The government has received approval from the United States to set new commercial flight routes in U.S.-controlled airspace over Tokyo's Haneda airport in order to increase services ahead of the 2020 Olympics, government sources said Tuesday.

The U.S. has controlled huge areas of airspace over the capital and vicinity since the end of World War II. Tokyo will explore whether the latest move could eventually lead to Washington formally returning more of the airspace, the sources said.

The so-called Yokota Rapcon airspace is set in six different levels at altitudes between 2,450 and 7,000 meters, stretching over Tokyo and eight other prefectures.

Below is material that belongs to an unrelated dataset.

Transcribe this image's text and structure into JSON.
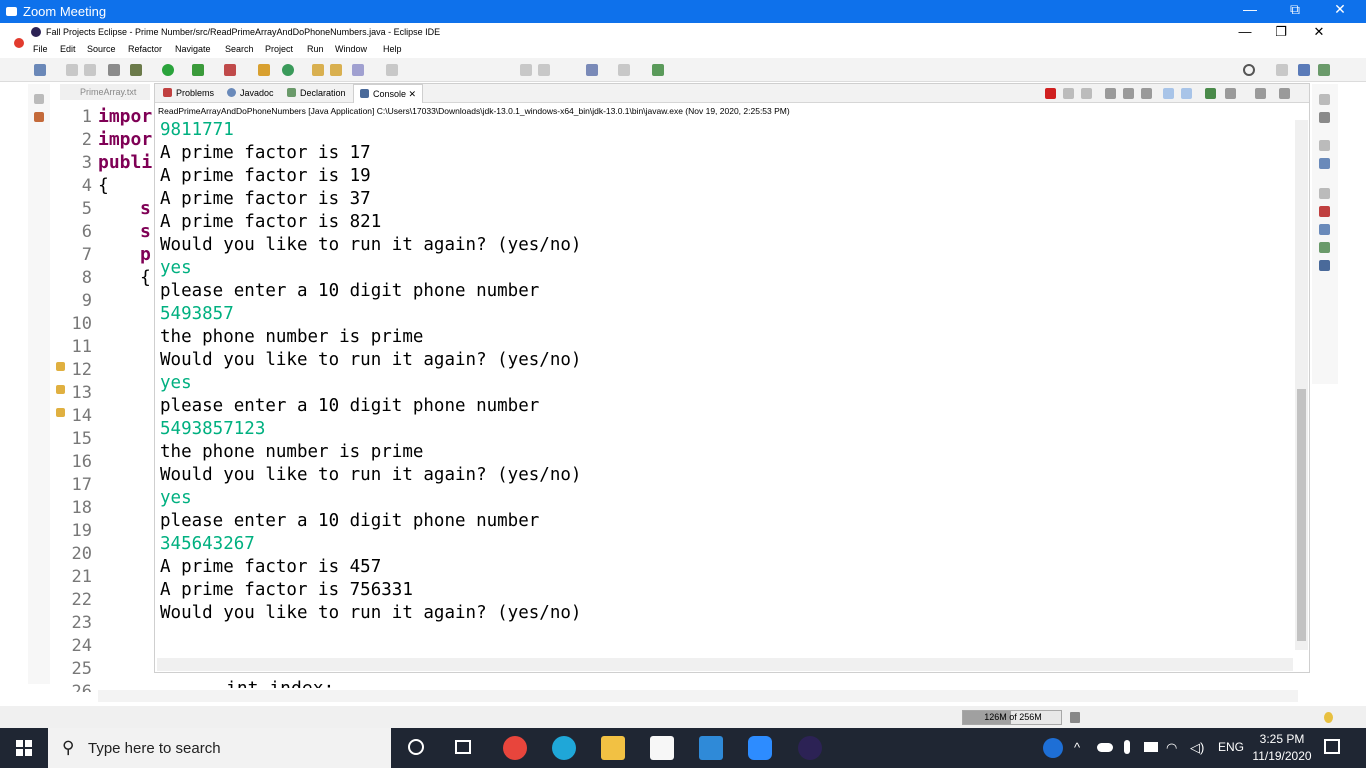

Yokota is the name of the air base in western Tokyo where the U.S. military in Japan has its headquarters.

Airspace restrictions have forced many commercial flights using Haneda to detour or fly higher, causing air traffic congestion.

The government plans to expand annual arrival and departure slots at Haneda by up to 39,000 in time for the 2020 Tokyo Games from the current 447,000. It has also drawn up four new routes, three of which can go through the U.S.-controlled airspace.

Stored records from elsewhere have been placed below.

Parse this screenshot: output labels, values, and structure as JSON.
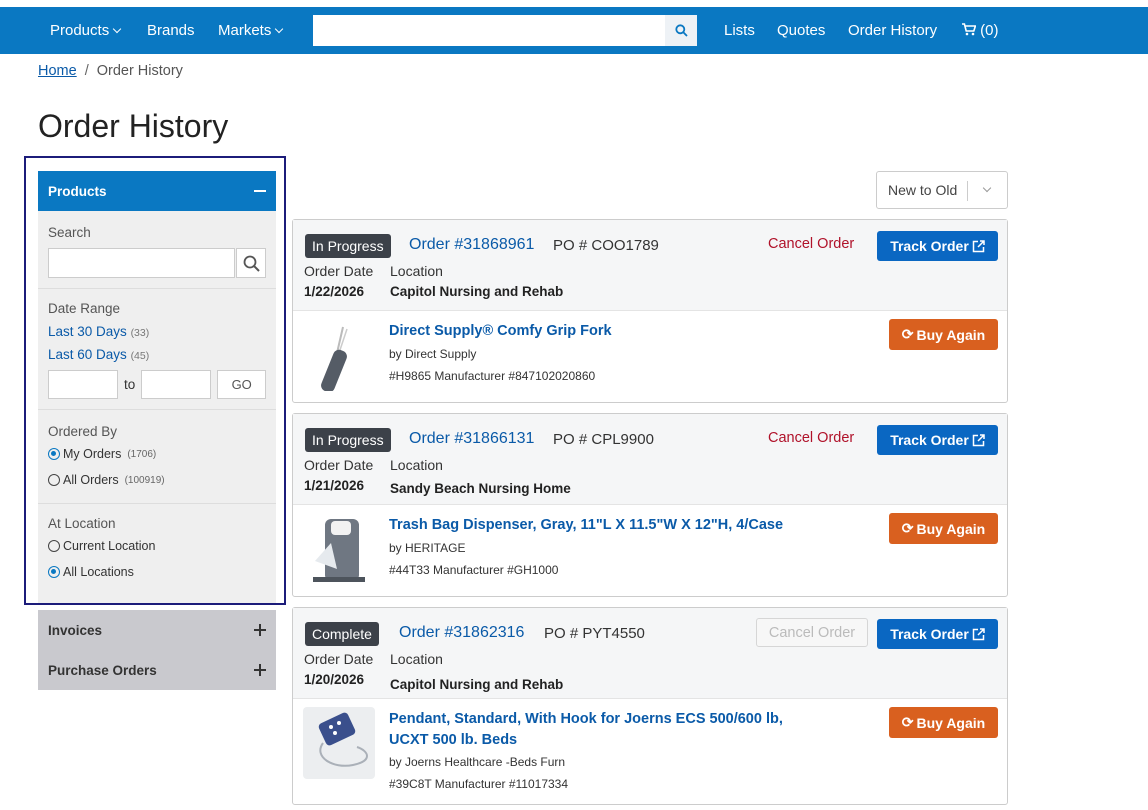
{
  "nav": {
    "products": "Products",
    "brands": "Brands",
    "markets": "Markets",
    "search_placeholder": "",
    "lists": "Lists",
    "quotes": "Quotes",
    "order_history": "Order History",
    "cart_count": "(0)"
  },
  "breadcrumb": {
    "home": "Home",
    "separator": "/",
    "current": "Order History"
  },
  "page_title": "Order History",
  "sidebar": {
    "products_header": "Products",
    "search_label": "Search",
    "date_range_label": "Date Range",
    "last30": "Last 30 Days",
    "last30_count": "(33)",
    "last60": "Last 60 Days",
    "last60_count": "(45)",
    "to_label": "to",
    "go_label": "GO",
    "ordered_by_label": "Ordered By",
    "my_orders": "My Orders",
    "my_orders_count": "(1706)",
    "all_orders": "All Orders",
    "all_orders_count": "(100919)",
    "at_location_label": "At Location",
    "current_location": "Current Location",
    "all_locations": "All Locations",
    "invoices": "Invoices",
    "purchase_orders": "Purchase Orders"
  },
  "sort": {
    "selected": "New to Old"
  },
  "labels": {
    "order_date": "Order Date",
    "location": "Location",
    "cancel_order": "Cancel Order",
    "track_order": "Track Order",
    "buy_again": "Buy Again",
    "po_prefix": "PO #"
  },
  "orders": [
    {
      "status": "In Progress",
      "order_number": "Order #31868961",
      "po": "COO1789",
      "date": "1/22/2026",
      "location": "Capitol Nursing and Rehab",
      "item_title": "Direct Supply® Comfy Grip Fork",
      "item_by": "by Direct Supply",
      "item_sku": "#H9865 Manufacturer #847102020860"
    },
    {
      "status": "In Progress",
      "order_number": "Order #31866131",
      "po": "CPL9900",
      "date": "1/21/2026",
      "location": "Sandy Beach Nursing Home",
      "item_title": "Trash Bag Dispenser, Gray, 11\"L X 11.5\"W X 12\"H, 4/Case",
      "item_by": "by HERITAGE",
      "item_sku": "#44T33 Manufacturer #GH1000"
    },
    {
      "status": "Complete",
      "order_number": "Order #31862316",
      "po": "PYT4550",
      "date": "1/20/2026",
      "location": "Capitol Nursing and Rehab",
      "item_title": "Pendant, Standard, With Hook for Joerns ECS 500/600 lb, UCXT 500 lb. Beds",
      "item_by": "by Joerns Healthcare -Beds Furn",
      "item_sku": "#39C8T Manufacturer #11017334"
    }
  ],
  "colors": {
    "nav": "#0a78c2",
    "link": "#0a5aa8",
    "cancel": "#b0122a",
    "buy": "#d9601f",
    "track": "#0a67c2"
  }
}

The new routes will boost the airport's landing and departing capacity as they would allow two airplanes to land simultaneously on two runways, the sources said.

The United States, in working-level negotiations, has already approved the use of the three routes to be set in its airspace, the sources said.

The airspace has been under U.S. military control since August 1945, when the U.S.-led Occupation took over the country's flight control operations. Parts of the airspace were returned in 1992 and 2008.

The Yokota radar approach control covers airspace above Tokyo, Tochigi, Gunma, Saitama, Kanagawa, Yamanashi, Niigata, Nagano and Shizuoka prefectures.